Exercise data:
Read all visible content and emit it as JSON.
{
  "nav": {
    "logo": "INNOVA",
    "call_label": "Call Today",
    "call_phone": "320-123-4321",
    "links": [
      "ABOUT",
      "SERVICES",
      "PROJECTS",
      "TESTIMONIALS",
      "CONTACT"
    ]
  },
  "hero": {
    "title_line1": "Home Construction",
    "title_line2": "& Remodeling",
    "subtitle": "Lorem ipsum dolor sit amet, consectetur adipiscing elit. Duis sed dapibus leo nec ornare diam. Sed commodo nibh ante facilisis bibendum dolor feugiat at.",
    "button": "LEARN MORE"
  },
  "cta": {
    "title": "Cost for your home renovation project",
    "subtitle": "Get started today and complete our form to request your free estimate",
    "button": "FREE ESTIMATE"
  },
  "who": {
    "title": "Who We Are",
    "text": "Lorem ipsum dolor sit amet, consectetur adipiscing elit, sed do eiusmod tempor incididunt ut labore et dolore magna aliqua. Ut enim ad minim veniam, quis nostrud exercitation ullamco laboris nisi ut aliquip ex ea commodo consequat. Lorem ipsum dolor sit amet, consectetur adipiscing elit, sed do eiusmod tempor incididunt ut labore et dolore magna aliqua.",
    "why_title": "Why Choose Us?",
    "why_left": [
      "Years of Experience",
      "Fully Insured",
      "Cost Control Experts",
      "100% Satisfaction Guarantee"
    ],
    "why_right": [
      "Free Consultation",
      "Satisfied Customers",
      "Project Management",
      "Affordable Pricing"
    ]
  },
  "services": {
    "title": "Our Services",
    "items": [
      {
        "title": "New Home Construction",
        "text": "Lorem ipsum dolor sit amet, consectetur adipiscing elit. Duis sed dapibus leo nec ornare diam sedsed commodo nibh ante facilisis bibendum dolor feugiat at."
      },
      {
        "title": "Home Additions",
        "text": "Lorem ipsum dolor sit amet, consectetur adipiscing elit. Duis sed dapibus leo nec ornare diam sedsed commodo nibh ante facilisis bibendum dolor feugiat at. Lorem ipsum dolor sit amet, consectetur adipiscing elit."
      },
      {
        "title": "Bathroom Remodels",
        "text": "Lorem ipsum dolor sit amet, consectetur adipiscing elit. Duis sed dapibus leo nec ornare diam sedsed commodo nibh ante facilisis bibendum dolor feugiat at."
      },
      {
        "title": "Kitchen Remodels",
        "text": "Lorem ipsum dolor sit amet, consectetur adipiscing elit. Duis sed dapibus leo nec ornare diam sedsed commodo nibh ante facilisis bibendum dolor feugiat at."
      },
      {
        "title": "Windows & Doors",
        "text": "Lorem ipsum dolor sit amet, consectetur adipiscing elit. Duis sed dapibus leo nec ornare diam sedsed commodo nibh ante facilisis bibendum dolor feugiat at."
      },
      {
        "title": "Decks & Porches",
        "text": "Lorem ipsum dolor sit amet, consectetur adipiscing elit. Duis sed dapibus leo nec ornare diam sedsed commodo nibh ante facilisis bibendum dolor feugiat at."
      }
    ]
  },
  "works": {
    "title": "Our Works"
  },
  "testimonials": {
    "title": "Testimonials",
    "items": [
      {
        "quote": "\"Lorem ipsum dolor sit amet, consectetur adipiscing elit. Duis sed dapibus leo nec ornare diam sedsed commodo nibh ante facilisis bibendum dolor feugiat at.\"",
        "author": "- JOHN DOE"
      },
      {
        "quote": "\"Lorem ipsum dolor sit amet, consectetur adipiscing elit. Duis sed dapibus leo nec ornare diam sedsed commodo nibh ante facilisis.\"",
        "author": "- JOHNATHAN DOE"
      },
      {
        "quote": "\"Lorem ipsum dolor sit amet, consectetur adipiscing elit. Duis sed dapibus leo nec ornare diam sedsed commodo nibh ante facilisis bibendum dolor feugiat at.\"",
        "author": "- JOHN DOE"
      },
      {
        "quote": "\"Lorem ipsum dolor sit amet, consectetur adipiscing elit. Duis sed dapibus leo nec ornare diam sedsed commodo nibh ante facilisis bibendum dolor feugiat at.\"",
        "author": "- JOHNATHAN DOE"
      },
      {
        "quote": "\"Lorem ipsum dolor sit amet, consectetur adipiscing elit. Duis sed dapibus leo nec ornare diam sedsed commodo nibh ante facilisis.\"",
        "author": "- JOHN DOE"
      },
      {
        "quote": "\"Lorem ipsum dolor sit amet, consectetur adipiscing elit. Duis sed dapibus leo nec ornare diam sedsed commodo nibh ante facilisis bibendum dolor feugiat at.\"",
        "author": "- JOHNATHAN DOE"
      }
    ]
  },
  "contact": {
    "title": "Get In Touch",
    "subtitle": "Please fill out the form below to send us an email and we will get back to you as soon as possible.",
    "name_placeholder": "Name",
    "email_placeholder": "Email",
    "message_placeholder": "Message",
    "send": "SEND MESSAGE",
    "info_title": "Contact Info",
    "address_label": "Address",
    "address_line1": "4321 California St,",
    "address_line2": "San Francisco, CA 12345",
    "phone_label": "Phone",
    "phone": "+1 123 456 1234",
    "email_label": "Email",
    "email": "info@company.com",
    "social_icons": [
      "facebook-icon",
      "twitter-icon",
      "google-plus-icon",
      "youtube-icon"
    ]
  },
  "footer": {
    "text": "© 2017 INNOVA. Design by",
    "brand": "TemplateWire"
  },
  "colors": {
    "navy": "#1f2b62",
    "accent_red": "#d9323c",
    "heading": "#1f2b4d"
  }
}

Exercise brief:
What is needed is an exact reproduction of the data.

Result:
Read all visible content and emit it as JSON.
{
  "nav": {
    "logo": "INNOVA",
    "call_label": "Call Today",
    "call_phone": "320-123-4321",
    "links": [
      "ABOUT",
      "SERVICES",
      "PROJECTS",
      "TESTIMONIALS",
      "CONTACT"
    ]
  },
  "hero": {
    "title_line1": "Home Construction",
    "title_line2": "& Remodeling",
    "subtitle": "Lorem ipsum dolor sit amet, consectetur adipiscing elit. Duis sed dapibus leo nec ornare diam. Sed commodo nibh ante facilisis bibendum dolor feugiat at.",
    "button": "LEARN MORE"
  },
  "cta": {
    "title": "Cost for your home renovation project",
    "subtitle": "Get started today and complete our form to request your free estimate",
    "button": "FREE ESTIMATE"
  },
  "who": {
    "title": "Who We Are",
    "text": "Lorem ipsum dolor sit amet, consectetur adipiscing elit, sed do eiusmod tempor incididunt ut labore et dolore magna aliqua. Ut enim ad minim veniam, quis nostrud exercitation ullamco laboris nisi ut aliquip ex ea commodo consequat. Lorem ipsum dolor sit amet, consectetur adipiscing elit, sed do eiusmod tempor incididunt ut labore et dolore magna aliqua.",
    "why_title": "Why Choose Us?",
    "why_left": [
      "Years of Experience",
      "Fully Insured",
      "Cost Control Experts",
      "100% Satisfaction Guarantee"
    ],
    "why_right": [
      "Free Consultation",
      "Satisfied Customers",
      "Project Management",
      "Affordable Pricing"
    ]
  },
  "services": {
    "title": "Our Services",
    "items": [
      {
        "title": "New Home Construction",
        "text": "Lorem ipsum dolor sit amet, consectetur adipiscing elit. Duis sed dapibus leo nec ornare diam sedsed commodo nibh ante facilisis bibendum dolor feugiat at."
      },
      {
        "title": "Home Additions",
        "text": "Lorem ipsum dolor sit amet, consectetur adipiscing elit. Duis sed dapibus leo nec ornare diam sedsed commodo nibh ante facilisis bibendum dolor feugiat at. Lorem ipsum dolor sit amet, consectetur adipiscing elit."
      },
      {
        "title": "Bathroom Remodels",
        "text": "Lorem ipsum dolor sit amet, consectetur adipiscing elit. Duis sed dapibus leo nec ornare diam sedsed commodo nibh ante facilisis bibendum dolor feugiat at."
      },
      {
        "title": "Kitchen Remodels",
        "text": "Lorem ipsum dolor sit amet, consectetur adipiscing elit. Duis sed dapibus leo nec ornare diam sedsed commodo nibh ante facilisis bibendum dolor feugiat at."
      },
      {
        "title": "Windows & Doors",
        "text": "Lorem ipsum dolor sit amet, consectetur adipiscing elit. Duis sed dapibus leo nec ornare diam sedsed commodo nibh ante facilisis bibendum dolor feugiat at."
      },
      {
        "title": "Decks & Porches",
        "text": "Lorem ipsum dolor sit amet, consectetur adipiscing elit. Duis sed dapibus leo nec ornare diam sedsed commodo nibh ante facilisis bibendum dolor feugiat at."
      }
    ]
  },
  "works": {
    "title": "Our Works"
  },
  "testimonials": {
    "title": "Testimonials",
    "items": [
      {
        "quote": "\"Lorem ipsum dolor sit amet, consectetur adipiscing elit. Duis sed dapibus leo nec ornare diam sedsed commodo nibh ante facilisis bibendum dolor feugiat at.\"",
        "author": "- JOHN DOE"
      },
      {
        "quote": "\"Lorem ipsum dolor sit amet, consectetur adipiscing elit. Duis sed dapibus leo nec ornare diam sedsed commodo nibh ante facilisis.\"",
        "author": "- JOHNATHAN DOE"
      },
      {
        "quote": "\"Lorem ipsum dolor sit amet, consectetur adipiscing elit. Duis sed dapibus leo nec ornare diam sedsed commodo nibh ante facilisis bibendum dolor feugiat at.\"",
        "author": "- JOHN DOE"
      },
      {
        "quote": "\"Lorem ipsum dolor sit amet, consectetur adipiscing elit. Duis sed dapibus leo nec ornare diam sedsed commodo nibh ante facilisis bibendum dolor feugiat at.\"",
        "author": "- JOHNATHAN DOE"
      },
      {
        "quote": "\"Lorem ipsum dolor sit amet, consectetur adipiscing elit. Duis sed dapibus leo nec ornare diam sedsed commodo nibh ante facilisis.\"",
        "author": "- JOHN DOE"
      },
      {
        "quote": "\"Lorem ipsum dolor sit amet, consectetur adipiscing elit. Duis sed dapibus leo nec ornare diam sedsed commodo nibh ante facilisis bibendum dolor feugiat at.\"",
        "author": "- JOHNATHAN DOE"
      }
    ]
  },
  "contact": {
    "title": "Get In Touch",
    "subtitle": "Please fill out the form below to send us an email and we will get back to you as soon as possible.",
    "name_placeholder": "Name",
    "email_placeholder": "Email",
    "message_placeholder": "Message",
    "send": "SEND MESSAGE",
    "info_title": "Contact Info",
    "address_label": "Address",
    "address_line1": "4321 California St,",
    "address_line2": "San Francisco, CA 12345",
    "phone_label": "Phone",
    "phone": "+1 123 456 1234",
    "email_label": "Email",
    "email": "info@company.com",
    "social_icons": [
      "facebook-icon",
      "twitter-icon",
      "google-plus-icon",
      "youtube-icon"
    ]
  },
  "footer": {
    "text": "© 2017 INNOVA. Design by",
    "brand": "TemplateWire"
  },
  "colors": {
    "navy": "#1f2b62",
    "accent_red": "#d9323c",
    "heading": "#1f2b4d"
  }
}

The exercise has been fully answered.